(Data under study)
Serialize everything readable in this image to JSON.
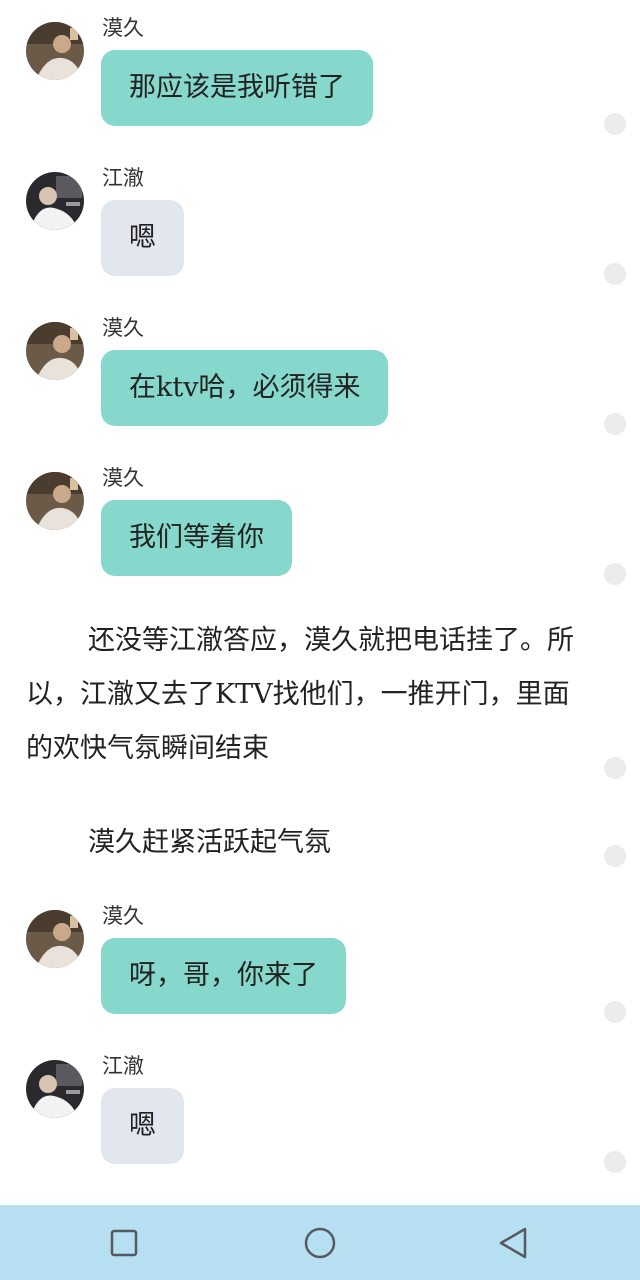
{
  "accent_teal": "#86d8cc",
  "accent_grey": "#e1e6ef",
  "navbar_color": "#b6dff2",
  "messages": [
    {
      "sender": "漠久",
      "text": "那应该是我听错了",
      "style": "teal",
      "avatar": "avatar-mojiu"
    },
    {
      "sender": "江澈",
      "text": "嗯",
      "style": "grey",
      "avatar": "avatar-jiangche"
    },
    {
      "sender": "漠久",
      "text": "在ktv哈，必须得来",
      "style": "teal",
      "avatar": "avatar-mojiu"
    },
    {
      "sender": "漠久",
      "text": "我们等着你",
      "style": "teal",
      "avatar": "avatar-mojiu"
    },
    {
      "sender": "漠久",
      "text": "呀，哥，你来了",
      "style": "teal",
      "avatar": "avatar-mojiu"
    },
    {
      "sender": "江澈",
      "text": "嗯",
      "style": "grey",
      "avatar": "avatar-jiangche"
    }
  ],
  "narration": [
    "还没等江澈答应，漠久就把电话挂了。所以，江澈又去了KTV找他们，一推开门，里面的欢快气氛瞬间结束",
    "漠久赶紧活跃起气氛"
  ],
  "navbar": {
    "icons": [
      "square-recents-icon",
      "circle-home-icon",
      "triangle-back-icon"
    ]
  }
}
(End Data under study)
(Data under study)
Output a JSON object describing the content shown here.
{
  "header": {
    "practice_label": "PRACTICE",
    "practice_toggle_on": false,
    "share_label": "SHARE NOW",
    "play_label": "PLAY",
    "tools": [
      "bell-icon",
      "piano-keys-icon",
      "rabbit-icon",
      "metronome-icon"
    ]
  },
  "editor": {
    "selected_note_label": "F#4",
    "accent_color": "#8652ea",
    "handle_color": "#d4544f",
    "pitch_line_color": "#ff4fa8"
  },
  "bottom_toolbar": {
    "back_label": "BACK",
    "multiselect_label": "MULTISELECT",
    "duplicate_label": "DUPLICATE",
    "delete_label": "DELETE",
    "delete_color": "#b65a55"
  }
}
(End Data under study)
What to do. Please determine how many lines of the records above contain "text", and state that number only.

Response area. 6